This summer at the Maumaus exhibition in Lisbon’s Galeria Avenida da India, inside a black box projector played back the live feed of SKY news. On at the time I walked-in was this video, at 0:14.
Under the title of untranslatable Swedish — Hyggelig (see also Gezellig in Dutch or Gemütlich in German), –Issue 3 address production of comfort and comfortable environments through images and rhetoric. The issue is an opportunity to check our own comfort level, too.
In the densely packed exhibition Love and Ethnology at HKW running under a bi-line “The Colonial Dialectic of Sensitivity”, across two channels Lili Reynaud-Dewar reenacts, with multiple actors, on a loop, Pasolini’s last interview and the day of his death. The interview rings familiar in its frustration with the status quo of mass-culture. Pasolini waxes nostalgic for “the poor and genuine people who fought to abolish the master without turning into him”. Though the figure of the noble revolutionary he describes had never existed, the desire for betterment, is ongoing and multiple. What betterment and comfort means, should be, but isn’t always negotiable.

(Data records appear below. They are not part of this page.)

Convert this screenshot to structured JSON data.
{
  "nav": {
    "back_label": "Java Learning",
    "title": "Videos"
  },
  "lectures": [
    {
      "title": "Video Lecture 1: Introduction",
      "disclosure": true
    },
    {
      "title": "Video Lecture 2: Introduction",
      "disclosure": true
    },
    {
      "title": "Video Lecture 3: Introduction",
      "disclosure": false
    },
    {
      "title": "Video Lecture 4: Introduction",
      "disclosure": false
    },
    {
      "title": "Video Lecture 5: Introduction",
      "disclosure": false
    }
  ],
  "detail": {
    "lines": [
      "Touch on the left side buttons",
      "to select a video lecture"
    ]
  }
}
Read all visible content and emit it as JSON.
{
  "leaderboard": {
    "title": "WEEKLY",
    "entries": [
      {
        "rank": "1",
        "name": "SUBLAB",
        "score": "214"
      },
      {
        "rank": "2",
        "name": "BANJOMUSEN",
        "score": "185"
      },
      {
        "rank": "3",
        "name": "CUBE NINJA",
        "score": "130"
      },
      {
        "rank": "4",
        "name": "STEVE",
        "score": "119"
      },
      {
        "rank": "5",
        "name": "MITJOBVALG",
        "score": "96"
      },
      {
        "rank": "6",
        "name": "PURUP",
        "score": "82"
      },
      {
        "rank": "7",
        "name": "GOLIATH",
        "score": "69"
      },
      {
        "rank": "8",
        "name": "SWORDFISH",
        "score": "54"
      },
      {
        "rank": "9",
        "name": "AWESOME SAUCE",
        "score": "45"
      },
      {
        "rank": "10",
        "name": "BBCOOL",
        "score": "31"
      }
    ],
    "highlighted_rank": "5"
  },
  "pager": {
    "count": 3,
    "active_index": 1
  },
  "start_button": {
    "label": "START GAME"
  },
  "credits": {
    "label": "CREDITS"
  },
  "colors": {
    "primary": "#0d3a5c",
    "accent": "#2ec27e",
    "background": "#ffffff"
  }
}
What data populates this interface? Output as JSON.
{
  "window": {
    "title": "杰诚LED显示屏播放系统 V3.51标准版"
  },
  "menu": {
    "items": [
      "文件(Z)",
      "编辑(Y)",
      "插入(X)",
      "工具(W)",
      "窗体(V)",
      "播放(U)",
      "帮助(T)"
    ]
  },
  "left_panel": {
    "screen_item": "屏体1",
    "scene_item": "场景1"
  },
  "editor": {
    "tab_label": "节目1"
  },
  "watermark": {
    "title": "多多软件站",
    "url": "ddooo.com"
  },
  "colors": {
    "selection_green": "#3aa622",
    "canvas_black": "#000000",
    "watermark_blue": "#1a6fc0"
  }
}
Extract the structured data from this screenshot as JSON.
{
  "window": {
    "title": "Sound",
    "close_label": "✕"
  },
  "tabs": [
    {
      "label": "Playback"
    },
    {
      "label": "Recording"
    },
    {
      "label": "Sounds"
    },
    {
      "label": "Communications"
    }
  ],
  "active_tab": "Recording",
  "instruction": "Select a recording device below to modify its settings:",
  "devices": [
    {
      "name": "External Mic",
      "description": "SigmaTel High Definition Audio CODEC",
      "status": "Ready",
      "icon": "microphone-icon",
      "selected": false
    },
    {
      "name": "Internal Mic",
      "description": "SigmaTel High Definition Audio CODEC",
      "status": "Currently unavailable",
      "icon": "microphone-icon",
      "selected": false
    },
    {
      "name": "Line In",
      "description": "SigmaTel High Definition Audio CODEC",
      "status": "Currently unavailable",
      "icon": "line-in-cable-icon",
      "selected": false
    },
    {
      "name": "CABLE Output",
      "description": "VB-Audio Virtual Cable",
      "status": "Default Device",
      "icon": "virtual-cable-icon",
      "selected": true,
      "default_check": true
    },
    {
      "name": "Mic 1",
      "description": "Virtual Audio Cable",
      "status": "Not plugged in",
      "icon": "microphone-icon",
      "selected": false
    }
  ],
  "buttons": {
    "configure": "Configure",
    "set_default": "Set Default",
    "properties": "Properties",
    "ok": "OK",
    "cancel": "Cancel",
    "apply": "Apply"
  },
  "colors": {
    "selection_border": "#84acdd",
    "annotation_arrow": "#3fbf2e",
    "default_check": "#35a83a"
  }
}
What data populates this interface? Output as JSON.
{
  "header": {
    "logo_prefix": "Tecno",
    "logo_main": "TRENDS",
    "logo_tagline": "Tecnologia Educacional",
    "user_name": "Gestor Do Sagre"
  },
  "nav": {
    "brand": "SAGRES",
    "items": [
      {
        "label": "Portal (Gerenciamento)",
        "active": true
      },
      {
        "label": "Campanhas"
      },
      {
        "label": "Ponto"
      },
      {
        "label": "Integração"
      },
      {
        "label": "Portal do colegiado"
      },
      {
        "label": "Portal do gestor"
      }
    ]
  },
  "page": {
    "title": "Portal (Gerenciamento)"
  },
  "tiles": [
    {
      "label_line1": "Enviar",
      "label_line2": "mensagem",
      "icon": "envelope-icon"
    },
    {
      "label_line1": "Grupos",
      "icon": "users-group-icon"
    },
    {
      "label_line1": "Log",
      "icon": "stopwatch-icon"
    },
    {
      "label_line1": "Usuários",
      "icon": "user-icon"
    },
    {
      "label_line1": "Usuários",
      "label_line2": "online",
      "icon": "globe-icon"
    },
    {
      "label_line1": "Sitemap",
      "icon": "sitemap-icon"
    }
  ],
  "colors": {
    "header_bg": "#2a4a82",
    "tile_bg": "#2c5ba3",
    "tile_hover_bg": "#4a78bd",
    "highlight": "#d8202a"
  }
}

A friend relayed recently that she felt “bored with herself” after being invited to speak and present her work. Slides were shown, she spoke of things in a tangible way, I got a feeling she, as I have, felt trapped inside both the teleological requirements of the art world as an intertwined system, and by self-imposed ideas of what a “professional presentation” means. As algorithms continue to shape perception, the less dimensions one’s work or person has to offer, the better one will fare, professionally. I am told in an artist press release, at least in the US, the first paragraph is for Time Out, and the third is for Frieze.
“In order to function, — Pasolini insisists via Reynaud-Dewar video, – refusal must be total and not partial, absolute, and not directed at any specific point, absurd, not dictated by wisdom.”
Happy Holidays and very best in the New Year ahead!
Anastasia Kolas, December 2019, www